■ **REQUIRED ACTION**:
Find and copy each line of the listing below that has the word "watermark" in it.
══════
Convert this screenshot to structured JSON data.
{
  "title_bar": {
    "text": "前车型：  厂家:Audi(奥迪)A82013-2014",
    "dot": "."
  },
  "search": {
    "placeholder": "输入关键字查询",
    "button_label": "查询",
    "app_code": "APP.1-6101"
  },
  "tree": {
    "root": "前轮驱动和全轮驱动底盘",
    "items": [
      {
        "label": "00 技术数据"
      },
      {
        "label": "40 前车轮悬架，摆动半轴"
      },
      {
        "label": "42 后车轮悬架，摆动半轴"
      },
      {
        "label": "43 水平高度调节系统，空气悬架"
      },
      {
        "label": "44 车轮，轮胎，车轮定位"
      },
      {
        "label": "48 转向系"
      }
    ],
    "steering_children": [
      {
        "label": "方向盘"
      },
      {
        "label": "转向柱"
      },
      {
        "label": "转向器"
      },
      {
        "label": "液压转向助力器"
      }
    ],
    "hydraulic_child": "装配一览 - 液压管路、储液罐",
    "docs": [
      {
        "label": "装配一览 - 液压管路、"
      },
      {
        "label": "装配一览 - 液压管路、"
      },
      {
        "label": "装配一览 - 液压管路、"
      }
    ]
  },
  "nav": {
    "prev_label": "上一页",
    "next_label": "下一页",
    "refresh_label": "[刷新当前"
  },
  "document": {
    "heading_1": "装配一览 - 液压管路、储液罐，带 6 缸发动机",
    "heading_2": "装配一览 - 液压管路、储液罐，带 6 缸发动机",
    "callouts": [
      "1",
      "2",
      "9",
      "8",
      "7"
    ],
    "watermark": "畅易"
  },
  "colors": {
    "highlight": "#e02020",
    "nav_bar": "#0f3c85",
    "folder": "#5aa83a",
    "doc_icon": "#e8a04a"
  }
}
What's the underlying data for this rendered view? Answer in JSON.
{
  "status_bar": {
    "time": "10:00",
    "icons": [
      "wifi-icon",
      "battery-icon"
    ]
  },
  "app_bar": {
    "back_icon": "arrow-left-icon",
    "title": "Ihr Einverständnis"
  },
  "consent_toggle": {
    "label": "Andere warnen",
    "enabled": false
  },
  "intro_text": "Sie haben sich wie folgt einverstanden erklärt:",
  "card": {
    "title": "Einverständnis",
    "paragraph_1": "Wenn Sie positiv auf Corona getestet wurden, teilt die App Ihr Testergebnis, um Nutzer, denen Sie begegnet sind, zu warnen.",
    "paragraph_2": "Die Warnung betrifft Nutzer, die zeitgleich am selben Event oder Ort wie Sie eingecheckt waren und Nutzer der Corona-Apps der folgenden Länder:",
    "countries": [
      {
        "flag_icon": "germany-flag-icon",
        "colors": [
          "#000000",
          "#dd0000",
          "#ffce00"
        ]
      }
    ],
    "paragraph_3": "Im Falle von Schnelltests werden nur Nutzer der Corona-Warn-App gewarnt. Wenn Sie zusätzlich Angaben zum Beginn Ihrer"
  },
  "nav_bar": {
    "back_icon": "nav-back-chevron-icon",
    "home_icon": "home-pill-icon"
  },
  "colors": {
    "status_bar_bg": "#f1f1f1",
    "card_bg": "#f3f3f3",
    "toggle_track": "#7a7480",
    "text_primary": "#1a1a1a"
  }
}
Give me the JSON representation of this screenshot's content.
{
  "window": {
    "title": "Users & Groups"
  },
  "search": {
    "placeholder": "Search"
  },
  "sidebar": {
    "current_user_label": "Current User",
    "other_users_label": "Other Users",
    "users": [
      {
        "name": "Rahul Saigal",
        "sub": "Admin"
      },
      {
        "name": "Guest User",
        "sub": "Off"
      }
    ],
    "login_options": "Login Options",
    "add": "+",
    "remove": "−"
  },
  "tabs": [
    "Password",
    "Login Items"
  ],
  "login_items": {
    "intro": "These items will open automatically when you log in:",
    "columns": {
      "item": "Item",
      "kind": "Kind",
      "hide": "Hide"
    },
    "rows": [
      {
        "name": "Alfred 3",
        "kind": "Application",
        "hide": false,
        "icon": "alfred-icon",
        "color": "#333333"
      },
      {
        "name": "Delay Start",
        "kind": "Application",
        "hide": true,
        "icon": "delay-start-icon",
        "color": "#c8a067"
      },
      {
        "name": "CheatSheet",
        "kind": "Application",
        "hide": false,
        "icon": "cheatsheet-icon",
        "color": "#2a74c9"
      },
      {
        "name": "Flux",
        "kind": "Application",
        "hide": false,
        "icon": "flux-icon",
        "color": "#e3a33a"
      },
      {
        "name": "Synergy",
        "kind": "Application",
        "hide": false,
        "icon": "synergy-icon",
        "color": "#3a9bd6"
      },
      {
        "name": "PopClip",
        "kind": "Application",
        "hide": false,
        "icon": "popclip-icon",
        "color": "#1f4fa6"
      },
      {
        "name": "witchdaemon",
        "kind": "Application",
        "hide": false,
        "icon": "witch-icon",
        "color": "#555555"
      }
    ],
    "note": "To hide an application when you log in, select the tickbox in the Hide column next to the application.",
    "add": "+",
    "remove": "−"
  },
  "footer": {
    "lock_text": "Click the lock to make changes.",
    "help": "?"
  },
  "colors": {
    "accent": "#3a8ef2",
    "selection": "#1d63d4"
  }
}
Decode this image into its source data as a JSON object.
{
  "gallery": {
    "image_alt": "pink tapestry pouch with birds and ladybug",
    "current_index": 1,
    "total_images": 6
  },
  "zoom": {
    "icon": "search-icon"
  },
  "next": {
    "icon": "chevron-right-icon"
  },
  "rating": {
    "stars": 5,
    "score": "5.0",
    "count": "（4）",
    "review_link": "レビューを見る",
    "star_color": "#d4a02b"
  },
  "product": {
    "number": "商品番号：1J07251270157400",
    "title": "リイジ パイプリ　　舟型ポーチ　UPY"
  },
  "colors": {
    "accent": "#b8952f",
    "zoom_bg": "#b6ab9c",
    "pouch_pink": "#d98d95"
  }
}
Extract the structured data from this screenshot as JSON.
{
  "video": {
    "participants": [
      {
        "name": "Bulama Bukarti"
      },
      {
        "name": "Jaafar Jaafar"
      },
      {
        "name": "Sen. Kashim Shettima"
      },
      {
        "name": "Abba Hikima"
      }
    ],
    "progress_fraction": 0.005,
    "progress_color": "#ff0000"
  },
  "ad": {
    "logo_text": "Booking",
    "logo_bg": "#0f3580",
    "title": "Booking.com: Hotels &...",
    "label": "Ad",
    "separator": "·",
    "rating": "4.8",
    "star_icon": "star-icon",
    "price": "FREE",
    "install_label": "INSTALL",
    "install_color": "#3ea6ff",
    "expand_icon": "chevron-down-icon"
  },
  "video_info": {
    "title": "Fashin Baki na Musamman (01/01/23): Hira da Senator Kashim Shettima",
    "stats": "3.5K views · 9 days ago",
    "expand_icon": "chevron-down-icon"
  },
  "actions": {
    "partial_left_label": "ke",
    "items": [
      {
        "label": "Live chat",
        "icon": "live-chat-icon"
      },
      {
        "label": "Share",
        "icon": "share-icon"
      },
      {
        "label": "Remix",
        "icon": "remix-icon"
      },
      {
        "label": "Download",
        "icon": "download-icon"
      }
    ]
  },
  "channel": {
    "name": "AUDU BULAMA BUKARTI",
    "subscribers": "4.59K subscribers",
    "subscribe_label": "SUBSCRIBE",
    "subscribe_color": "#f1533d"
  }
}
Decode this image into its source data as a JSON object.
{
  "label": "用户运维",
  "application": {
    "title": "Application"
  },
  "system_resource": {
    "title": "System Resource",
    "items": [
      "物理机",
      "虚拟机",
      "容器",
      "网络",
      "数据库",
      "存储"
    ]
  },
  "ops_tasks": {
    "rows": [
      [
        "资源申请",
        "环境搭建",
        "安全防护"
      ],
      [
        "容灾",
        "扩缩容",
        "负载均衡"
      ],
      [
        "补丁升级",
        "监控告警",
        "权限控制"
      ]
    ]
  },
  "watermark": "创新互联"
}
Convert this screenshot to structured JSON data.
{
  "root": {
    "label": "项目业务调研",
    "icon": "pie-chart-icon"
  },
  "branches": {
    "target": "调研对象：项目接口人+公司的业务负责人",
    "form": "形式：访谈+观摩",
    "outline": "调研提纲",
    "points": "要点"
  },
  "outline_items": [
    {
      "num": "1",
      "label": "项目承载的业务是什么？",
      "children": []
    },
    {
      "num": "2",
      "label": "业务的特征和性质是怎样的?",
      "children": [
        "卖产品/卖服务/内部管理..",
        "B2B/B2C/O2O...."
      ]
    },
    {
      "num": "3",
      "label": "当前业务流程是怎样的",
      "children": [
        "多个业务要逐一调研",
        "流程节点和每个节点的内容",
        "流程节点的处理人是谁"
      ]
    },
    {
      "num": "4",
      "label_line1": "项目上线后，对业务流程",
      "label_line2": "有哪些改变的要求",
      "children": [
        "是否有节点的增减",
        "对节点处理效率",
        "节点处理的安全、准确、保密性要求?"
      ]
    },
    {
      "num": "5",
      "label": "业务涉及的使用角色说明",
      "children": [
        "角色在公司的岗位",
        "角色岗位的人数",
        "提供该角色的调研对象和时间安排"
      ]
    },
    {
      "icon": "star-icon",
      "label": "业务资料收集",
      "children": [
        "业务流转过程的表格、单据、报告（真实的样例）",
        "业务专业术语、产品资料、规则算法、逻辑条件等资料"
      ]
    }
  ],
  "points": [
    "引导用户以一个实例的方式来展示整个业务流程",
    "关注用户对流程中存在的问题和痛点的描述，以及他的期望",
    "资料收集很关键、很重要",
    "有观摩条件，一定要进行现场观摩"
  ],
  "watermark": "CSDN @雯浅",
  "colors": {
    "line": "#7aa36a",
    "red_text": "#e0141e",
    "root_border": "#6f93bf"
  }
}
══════
■ **SOLUTION TO THIS PROBLEM**:
    "watermark": "畅易"
  "watermark": "创新互联"
  "watermark": "CSDN @雯浅",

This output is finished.